The status of gesture in cognitive-functional models of grammar
Everyday language use involves not only written and spoken but also gestured forms of expression. Nevertheless, most current models of linguistic structure do not account for speakers’ bodily behaviors. This dissertation contributes to filling this gap by addressing the potential status of manual gestures in two specific frameworks: Functional Discourse Grammar and Cognitive Grammar. A theoretical assessment shows that the former is propitious for modeling the relation between gesture and speech from a formal and discourse-interactional point of view, whereas the latter reveals a close connection between gesture and conceptualization.
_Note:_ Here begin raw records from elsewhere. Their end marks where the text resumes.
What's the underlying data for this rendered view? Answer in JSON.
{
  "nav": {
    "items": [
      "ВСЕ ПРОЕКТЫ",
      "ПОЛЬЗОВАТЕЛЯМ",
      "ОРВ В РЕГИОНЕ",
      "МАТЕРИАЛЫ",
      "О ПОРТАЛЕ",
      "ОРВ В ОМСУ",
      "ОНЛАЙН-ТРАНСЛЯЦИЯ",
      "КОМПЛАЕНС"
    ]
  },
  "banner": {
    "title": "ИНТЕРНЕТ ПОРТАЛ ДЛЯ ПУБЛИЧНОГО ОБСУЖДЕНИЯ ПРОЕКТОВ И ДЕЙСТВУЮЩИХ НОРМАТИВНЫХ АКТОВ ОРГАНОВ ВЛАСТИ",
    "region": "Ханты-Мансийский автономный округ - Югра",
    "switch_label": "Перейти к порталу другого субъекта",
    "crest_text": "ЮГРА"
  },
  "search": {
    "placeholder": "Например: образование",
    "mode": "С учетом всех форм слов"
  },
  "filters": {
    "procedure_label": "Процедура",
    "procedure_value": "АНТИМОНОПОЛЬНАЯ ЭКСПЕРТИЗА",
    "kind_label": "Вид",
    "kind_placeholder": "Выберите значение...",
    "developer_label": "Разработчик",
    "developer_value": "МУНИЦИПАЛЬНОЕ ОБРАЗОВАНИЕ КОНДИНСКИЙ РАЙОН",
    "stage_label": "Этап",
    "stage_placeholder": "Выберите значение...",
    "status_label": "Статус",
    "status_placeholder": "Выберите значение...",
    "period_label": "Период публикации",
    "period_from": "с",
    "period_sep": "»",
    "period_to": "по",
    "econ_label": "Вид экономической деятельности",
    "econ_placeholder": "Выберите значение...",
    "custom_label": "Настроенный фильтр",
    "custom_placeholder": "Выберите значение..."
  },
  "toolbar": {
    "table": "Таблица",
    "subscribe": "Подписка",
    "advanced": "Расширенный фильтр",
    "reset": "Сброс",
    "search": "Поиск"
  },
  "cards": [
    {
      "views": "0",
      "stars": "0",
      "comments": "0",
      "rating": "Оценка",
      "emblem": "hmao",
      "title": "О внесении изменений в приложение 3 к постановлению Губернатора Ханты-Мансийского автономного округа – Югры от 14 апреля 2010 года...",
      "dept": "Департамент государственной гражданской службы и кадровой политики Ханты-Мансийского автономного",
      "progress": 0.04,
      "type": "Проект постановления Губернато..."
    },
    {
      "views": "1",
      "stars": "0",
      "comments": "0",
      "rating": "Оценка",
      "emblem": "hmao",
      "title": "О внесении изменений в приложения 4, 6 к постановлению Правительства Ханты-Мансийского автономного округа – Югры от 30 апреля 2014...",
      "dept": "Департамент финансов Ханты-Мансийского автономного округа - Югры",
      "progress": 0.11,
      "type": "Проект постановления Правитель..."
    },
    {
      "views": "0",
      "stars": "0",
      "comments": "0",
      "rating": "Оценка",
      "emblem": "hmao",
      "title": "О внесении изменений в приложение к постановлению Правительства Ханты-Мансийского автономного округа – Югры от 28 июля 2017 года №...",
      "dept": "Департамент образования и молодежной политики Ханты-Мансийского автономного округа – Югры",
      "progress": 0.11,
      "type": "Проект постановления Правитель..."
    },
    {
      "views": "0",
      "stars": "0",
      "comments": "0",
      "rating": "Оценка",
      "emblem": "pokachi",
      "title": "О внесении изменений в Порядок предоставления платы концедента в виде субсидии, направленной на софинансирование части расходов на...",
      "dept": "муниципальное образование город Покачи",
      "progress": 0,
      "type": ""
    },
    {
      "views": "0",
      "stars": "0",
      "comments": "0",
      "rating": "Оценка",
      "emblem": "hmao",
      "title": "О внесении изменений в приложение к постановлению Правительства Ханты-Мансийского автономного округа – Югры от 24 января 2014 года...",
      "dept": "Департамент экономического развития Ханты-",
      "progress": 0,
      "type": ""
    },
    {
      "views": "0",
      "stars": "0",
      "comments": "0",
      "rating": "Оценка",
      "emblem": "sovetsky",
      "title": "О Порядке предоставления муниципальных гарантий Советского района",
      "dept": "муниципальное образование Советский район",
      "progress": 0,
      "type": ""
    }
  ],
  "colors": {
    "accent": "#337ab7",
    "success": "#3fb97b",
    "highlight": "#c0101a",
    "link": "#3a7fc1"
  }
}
In addition, the dissertation reports on a series of web-based and corpus-based experiments which address the challenges that come along with a multimodal view on grammar. A first, exploratory study shows how the functional complexity of manual gestures can be mapped out using statistical techniques. A second study reveals that the functional interpretation of manual gestures depends only moderately on the accompanied speech. Third, the function of a gesture is shown to be largely predictable on the basis of a small number of form features. In addition, a corpus-based analysis reveals that expressions spoken with, versus without, gestures are characterized by distinct distributions of word types. Drawing on these theoretical and empirical insights, the final section of the dissertation provides parallel analyses of various spoken-gestured utterances, using Functional Discourse Grammar and Cognitive Grammar as points of departure.